DATA below:
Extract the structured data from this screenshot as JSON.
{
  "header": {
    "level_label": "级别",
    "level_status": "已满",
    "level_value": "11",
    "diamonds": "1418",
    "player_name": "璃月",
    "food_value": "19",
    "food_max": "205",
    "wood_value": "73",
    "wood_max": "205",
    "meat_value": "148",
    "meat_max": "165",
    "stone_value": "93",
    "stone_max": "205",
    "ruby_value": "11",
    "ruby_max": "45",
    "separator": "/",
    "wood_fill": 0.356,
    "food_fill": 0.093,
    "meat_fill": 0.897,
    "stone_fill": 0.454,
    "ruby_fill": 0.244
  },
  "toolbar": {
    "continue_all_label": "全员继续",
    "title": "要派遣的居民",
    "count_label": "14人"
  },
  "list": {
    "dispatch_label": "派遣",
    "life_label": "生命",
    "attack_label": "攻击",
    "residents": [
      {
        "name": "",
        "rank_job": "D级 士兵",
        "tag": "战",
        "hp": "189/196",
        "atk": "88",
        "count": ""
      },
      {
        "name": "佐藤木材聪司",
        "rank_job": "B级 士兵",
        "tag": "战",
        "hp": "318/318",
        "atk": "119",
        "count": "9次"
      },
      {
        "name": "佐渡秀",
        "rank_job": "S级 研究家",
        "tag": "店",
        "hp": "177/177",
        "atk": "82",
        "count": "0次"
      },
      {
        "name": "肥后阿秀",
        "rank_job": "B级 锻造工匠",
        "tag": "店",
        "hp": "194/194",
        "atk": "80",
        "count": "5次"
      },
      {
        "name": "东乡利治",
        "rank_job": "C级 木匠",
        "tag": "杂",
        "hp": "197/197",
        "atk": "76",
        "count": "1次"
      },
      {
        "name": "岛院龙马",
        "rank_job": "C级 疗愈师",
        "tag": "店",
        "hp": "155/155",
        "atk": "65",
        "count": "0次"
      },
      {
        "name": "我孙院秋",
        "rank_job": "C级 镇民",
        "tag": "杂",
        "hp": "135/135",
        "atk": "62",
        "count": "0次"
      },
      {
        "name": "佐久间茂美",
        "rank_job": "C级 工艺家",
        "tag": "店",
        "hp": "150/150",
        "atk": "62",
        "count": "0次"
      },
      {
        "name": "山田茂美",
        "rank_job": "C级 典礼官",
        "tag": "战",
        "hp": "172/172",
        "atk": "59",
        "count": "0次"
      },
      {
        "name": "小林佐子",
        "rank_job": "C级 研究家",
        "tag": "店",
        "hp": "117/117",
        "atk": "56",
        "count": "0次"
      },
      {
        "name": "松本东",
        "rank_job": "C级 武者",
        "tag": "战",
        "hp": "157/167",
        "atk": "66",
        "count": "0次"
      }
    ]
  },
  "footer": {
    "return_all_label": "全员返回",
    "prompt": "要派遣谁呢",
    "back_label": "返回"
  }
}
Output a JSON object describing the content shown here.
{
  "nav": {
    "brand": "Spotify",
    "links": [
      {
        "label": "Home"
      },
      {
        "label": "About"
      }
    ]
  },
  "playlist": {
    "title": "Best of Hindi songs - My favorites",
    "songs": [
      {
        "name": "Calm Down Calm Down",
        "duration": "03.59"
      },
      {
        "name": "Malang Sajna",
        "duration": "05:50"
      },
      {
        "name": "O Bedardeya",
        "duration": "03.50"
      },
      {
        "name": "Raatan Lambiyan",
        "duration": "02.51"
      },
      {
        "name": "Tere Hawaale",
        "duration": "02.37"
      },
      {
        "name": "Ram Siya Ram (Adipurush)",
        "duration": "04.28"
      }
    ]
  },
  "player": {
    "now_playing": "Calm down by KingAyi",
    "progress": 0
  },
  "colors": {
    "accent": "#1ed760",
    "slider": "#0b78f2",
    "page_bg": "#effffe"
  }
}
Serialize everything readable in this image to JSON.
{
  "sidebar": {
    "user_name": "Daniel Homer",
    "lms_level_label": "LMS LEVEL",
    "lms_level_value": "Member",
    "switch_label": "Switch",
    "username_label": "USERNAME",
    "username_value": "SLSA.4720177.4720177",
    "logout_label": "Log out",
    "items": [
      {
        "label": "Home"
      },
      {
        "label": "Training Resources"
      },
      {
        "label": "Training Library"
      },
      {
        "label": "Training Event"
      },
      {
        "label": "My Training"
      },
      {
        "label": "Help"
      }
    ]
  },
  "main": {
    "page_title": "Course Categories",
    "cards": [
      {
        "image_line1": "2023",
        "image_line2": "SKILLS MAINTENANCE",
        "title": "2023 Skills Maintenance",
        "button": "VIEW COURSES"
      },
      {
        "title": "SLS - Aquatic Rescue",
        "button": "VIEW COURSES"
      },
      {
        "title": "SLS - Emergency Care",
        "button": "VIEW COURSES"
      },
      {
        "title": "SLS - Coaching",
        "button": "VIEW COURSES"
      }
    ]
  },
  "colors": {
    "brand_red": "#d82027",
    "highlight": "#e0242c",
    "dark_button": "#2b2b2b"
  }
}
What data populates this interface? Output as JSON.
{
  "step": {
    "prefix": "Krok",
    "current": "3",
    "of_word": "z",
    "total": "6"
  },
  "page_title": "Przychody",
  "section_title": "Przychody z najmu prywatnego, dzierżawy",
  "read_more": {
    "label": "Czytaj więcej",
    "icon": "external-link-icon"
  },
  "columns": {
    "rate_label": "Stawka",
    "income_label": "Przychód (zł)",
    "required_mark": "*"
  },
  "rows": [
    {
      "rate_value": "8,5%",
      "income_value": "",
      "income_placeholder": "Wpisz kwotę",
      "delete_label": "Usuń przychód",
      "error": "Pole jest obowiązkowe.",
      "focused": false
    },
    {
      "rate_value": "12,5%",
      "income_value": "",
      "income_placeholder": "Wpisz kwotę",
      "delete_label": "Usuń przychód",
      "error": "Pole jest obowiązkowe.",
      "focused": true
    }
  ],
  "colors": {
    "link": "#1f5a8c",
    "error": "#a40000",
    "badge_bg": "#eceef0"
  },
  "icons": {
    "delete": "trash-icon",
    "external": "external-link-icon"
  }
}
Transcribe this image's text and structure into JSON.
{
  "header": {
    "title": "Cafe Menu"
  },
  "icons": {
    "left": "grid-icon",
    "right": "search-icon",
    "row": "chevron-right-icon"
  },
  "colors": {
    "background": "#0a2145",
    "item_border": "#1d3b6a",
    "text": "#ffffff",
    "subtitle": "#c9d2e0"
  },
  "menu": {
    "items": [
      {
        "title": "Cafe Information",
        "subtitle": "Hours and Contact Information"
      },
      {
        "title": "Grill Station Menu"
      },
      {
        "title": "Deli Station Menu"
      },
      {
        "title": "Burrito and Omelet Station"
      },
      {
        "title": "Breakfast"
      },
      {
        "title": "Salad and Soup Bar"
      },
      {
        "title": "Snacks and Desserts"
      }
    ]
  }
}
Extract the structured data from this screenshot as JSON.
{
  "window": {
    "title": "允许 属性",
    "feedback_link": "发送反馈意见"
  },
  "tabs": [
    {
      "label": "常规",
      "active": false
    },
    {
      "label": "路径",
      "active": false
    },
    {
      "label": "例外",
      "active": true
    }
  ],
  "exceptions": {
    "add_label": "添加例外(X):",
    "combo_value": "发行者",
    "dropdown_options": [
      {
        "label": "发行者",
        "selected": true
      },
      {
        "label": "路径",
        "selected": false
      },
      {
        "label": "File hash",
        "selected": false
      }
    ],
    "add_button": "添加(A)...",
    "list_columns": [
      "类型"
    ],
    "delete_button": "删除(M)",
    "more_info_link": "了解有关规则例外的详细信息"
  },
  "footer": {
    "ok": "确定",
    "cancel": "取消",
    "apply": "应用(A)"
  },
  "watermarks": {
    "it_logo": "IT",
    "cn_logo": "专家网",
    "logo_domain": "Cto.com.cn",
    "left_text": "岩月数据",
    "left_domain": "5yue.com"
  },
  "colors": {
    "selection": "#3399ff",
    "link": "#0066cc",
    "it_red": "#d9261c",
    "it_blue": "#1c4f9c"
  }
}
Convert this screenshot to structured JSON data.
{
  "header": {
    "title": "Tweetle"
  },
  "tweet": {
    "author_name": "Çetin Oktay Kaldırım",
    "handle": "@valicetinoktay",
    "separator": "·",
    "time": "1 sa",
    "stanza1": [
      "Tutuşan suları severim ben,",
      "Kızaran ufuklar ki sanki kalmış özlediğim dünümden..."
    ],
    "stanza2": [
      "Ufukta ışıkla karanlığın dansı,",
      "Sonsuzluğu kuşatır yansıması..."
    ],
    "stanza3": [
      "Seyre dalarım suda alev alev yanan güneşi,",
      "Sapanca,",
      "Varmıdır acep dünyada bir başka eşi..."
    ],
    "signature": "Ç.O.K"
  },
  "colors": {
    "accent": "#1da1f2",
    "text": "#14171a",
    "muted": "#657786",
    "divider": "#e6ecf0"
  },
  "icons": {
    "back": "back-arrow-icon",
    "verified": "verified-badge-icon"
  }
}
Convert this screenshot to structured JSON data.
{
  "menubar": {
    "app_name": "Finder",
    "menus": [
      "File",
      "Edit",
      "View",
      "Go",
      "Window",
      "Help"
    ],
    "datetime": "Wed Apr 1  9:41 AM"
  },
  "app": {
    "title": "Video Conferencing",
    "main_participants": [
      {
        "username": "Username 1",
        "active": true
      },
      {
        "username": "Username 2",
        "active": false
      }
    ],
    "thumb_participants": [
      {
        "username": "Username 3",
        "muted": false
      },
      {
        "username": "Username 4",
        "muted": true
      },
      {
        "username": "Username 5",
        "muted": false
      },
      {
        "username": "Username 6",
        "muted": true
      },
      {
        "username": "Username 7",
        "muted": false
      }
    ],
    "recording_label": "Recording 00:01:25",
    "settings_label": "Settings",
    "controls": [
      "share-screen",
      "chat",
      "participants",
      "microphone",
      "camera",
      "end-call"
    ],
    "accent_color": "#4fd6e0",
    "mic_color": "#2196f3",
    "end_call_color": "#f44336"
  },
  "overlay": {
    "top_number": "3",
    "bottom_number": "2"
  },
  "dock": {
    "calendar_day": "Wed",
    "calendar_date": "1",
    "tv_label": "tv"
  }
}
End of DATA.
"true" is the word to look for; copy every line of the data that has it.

#### EXERCISE RESPONSE:
      "focused": true
      "active": true
        "selected": true
        "active": true
        "muted": true
        "muted": true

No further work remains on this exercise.